Over the last five years I’ve worked hard at getting faster on my bike(s), concentrated so intensely on being the fastest I could be, that I looked at my hobby with tunnel vision. My most popular post, out of more than 4,000 that I’ve written, is about how I got fast, to a 23 mph average.
That tunnel vision served me well. I did get fast. After three or four years I got my “cycling legs”, and now I’m fit enough to really enjoy riding and helping the group I’m riding with.
Last year, after trying to hang with the racers for several years, I decided that I didn’t want to work hard enough to get there, and I was close. A few friends of mine and I built a second group for the club ride on Tuesday night and I was free…
I worked hard with the new group. I became one of their horses and spent a lot of time up front. Not only did that keep my fitness up, the effort improved it. At the same time I went from constantly being on the edge of my ability to being able to actually enjoy the effort.
This isn’t to say I didn’t enjoy cycling the prior years, because I did. I just enjoyed the effort more after the change.
Then there are the weekend rides. Over the last three years there were five or six of us who rode regularly on the weekends together. This year, we are between nine and twelve on any given weekend morning and we’re actually drawing a few of the A guys who are willing to sacrifice a little bit of pace to enjoy the ride. That was completely unexpected.
I always assumed that once you could keep the pace with the racers, that’s always where you’d prefer to ride. That was my blind spot. The few faster guys that we’ve had join us have been surprisingly enthusiastic about being able to just have fun rather than race all of the time.
Now, this does produce trouble now and again. Their cruising pace is pretty hard for some of our normal riders so we have to dial them back from time to time. Where I misunderstood was in thinking being held back would suck and would compromise fitness (if you’re being dialed back, you obviously don’t work as hard). The counter is to spend a lot of time up front, problem solved.
There are limits, of course. Using myself as an example, I’m good from a 17 mph average to 22. 23 is a lot of work and 16 is too easy.
A couple of years ago, everything was 20 mph average or better. It was all go, all the time. This year we’re anywhere between 17-1/2 and 21 for an average and I’m enjoying cycling a lot more.

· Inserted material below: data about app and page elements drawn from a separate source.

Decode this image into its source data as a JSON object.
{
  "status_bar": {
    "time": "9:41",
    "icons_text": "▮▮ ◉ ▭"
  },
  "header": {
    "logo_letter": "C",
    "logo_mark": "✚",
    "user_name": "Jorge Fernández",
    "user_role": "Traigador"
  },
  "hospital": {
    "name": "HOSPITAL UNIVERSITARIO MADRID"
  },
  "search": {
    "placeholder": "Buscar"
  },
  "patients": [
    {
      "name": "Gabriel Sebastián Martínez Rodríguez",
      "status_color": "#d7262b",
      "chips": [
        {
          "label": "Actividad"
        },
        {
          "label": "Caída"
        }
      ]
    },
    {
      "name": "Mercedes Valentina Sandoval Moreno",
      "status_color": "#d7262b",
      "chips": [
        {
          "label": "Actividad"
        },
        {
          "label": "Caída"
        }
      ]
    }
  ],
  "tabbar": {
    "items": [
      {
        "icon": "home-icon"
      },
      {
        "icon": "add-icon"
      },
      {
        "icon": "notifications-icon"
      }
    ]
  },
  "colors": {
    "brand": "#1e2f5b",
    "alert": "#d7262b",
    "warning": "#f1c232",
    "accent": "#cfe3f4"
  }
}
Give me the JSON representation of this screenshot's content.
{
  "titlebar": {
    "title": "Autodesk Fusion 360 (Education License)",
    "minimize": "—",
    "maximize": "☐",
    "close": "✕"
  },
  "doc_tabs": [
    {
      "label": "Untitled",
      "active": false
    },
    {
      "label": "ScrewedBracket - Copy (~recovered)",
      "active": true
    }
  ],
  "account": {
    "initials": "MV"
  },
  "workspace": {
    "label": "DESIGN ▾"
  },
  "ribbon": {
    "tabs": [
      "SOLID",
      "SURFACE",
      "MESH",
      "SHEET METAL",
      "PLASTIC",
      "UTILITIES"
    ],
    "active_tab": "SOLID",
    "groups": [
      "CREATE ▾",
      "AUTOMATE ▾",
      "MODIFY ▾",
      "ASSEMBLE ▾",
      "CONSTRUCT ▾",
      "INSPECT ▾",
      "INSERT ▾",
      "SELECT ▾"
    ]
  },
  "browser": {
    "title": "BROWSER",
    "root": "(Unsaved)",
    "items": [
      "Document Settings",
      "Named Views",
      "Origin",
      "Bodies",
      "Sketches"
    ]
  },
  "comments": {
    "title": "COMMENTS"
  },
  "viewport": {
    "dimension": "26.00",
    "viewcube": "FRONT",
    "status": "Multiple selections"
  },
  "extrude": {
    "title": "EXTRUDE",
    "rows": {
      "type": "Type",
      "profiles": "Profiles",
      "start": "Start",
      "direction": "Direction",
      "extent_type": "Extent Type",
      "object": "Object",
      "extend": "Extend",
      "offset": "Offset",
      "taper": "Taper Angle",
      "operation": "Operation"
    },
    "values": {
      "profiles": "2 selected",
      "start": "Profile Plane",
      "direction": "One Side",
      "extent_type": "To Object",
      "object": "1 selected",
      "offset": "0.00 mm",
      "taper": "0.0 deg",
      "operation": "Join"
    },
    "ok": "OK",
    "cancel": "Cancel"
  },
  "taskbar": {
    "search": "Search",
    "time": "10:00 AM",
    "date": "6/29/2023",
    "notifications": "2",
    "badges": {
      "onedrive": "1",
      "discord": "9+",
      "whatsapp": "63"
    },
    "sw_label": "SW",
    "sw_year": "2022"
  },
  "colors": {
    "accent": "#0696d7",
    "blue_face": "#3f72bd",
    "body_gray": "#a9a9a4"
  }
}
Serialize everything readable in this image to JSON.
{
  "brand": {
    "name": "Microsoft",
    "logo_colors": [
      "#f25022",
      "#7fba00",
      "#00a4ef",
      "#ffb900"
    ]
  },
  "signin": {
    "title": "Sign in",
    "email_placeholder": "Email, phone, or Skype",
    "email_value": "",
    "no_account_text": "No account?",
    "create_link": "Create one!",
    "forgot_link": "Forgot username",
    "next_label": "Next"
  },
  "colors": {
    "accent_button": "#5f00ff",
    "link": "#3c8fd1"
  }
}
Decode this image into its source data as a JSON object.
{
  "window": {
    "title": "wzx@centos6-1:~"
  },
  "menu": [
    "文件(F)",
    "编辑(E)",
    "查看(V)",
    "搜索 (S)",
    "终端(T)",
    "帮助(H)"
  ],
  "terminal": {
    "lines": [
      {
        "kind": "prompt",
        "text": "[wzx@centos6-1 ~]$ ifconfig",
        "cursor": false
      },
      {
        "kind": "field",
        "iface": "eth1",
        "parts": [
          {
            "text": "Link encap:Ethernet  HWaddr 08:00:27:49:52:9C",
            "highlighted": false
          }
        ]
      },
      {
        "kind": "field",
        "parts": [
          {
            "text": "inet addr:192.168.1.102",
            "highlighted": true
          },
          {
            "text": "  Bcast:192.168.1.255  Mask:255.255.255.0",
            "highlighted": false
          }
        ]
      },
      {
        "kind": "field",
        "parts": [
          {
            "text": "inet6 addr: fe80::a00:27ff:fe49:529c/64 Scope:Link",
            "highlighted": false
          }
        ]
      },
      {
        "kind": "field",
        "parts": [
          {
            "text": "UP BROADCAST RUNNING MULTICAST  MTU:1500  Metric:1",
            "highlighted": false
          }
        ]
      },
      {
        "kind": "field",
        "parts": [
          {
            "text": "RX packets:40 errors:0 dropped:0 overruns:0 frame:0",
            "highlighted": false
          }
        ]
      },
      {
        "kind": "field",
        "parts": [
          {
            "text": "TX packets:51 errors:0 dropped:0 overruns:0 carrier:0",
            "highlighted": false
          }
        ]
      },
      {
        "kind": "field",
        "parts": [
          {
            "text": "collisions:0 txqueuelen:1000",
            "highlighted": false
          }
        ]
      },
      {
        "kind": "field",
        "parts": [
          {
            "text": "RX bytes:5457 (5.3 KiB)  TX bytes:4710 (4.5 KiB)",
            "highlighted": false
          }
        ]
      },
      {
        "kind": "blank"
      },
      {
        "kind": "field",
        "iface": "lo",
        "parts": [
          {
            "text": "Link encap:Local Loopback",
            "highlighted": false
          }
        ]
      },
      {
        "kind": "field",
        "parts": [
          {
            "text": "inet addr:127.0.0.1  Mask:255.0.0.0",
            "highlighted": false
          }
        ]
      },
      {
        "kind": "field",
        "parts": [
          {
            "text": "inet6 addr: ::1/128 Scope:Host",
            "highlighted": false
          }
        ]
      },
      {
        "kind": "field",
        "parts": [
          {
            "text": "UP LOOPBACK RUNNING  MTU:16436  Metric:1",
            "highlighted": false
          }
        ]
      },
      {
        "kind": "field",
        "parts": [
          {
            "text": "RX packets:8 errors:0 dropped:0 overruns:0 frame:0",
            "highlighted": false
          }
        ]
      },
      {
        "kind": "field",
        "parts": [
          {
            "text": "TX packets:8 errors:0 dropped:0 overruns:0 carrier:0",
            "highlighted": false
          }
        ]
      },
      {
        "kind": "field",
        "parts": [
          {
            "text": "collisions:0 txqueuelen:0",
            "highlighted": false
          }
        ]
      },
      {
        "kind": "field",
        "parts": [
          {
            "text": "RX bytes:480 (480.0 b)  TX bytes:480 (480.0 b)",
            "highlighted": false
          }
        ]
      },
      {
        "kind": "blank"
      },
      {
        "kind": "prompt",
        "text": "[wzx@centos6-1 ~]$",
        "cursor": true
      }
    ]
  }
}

Now the question is, if I hadn’t been all go all the time from the beginning, would I be having as much fun today? Now that’s a good question, and I’ll answer it like this: Without the fitness gained at the beginning, I’d be working harder now and not enjoying the ride as much. There is no doubt, though, having fun and enjoying cycling is way more fun than always being on the edge, focusing only on the ass and wheel in front of me.